In the drama that was the city of Springfield’s attempt to avoid going broke this spring, the theme on Beacon Hill turned out to be less helping hand than tough love. Charles Ryan, the 76-year-old patriarch of Springfield’s best known political family who won election to the mayor’s office last fall, practically camped out on Beacon Hill in an effort to secure a state-funded bailout for his beleaguered city (“Down But Not Out,” CW, Winter 2004). In early June, Gov. Mitt Romney filed legislation that would have provided Springfield with $20 million to cover its deficit for the fiscal year about to end, extended a $30 million line of credit, and suspended provisions of state law governing municipal collective bargaining rights, freeing the city’s hand to rein in personnel costs.
At first, the battle for Springfield seemed to shape up as a classic clash between Romney and the Legislature over public employees. The move to suspend collective bargaining drew instant opposition from organized labor and Democratic lawmakers, a reaction no doubt compounded by Administration and Finance Secretary Eric Kriss’s outspoken criticism of public-sector unions (see “No more public-sector union monopoly,” Argument). In a PowerPoint presentation to legislators, Kriss made the case for cracking down on overly generous benefits by citing the 60 sick days a year granted Springfield police officers, a number the administration claimed to be three times higher than the national average. Kriss also rejected complaints that the city had been shortchanged on local aid, claiming that Springfield’s net state aid per capita in 2004 was 34 percent higher than the average of 10 other Massachusetts “peer group” cities.
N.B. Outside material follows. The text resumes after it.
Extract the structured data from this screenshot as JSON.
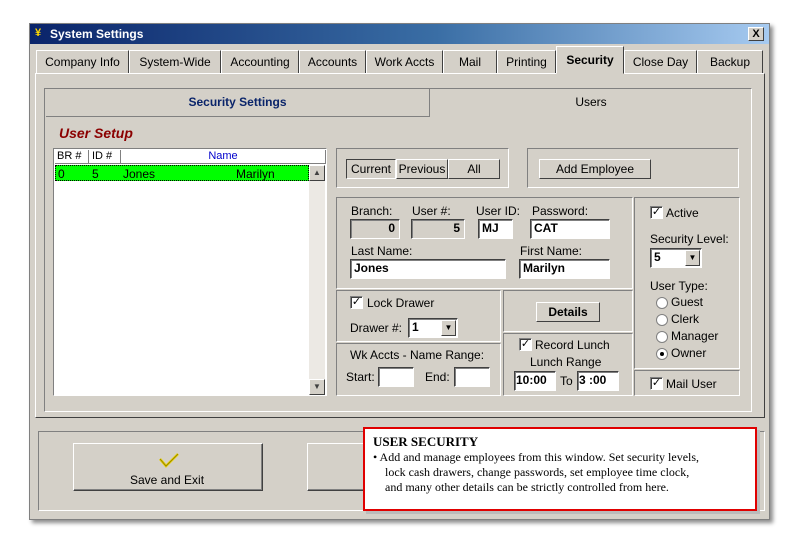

But the standoff took a surprising turn when lawmakers, including some from Springfield, rebelled at the prospect of a bailout, saying it’s time for the city to take its medicine. “It’s a problem that has been self-inflicted,” says state Rep. Thomas Petrolati, a Ludlow Democrat who represents a corner of Springfield. “It’s a fiscal management issue.”
Not only that, but covering Springfield’s bills would send the wrong message to the city about putting its fiscal house in order, Larkin says. “It’s too early to say the city of Springfield can’t manage their way out of this.”
Hopes of a state handout did seem to discourage talk of municipal economizing. In mid-June, according to the Springfield Republican, Ryan complained that two city councilors were jeopardizing the then-pending bailout bill by calling for additional cuts in city spending.
The bill that, at press time, seemed poised to pass the Legislature preserved union rights but limited state financial help to interest-free loans (the House approved $52 million, the Senate $22 million). It would also establish a five-member financial advisory board to oversee city spending. The board will include Ryan, the president of the city council, and three members appointed by Kriss.
That board will have its hands full, according to Michael Widmer, president of the Massachusetts Taxpayers Foundation, a business-funded watchdog group. “The loans may help in the short term, but they don’t change the underlying fundamentals,” says Widmer. Springfield needs to find “new revenue sources or make significant cuts in spending in order to bring things into long-term balance,” he says.
Springfield’s fiscal crisis is the most serious to hit a Massachusetts municipality since the city of Chelsea was forced into state receivership in 1991. James Carlin, a former state transportation secretary, was tapped by Gov. William Weld to serve as receiver for Chelsea, which faced a $10 million deficit on an annual city budget of just $40 million. A $5 million appropriation from Massport, which was termed an extra “mitigation payment” for the impact of the Tobin Bridge, was the closest thing Chelsea got to a bailout.Carlin had his battles, including one with the city’s firefighters, who challenged in court his authority to make work rules (Carlin prevailed). But overall, he says, there was broad support for his efforts, as long as his actions were seen as spreading the budget-tightening burden fairly. “You can do unpopular things, but you cannot do irrational things,” he says.
That “everybody wanted the receivership to succeed,” Carlin says, was his biggest asset. Springfield will need a similar reservoir of good will, he says, and to fill it up, the city will have to make some big moves and show some results—quickly. “It’s like the Red Sox,” says Carlin. “You get some momentum, the fans get behind you.”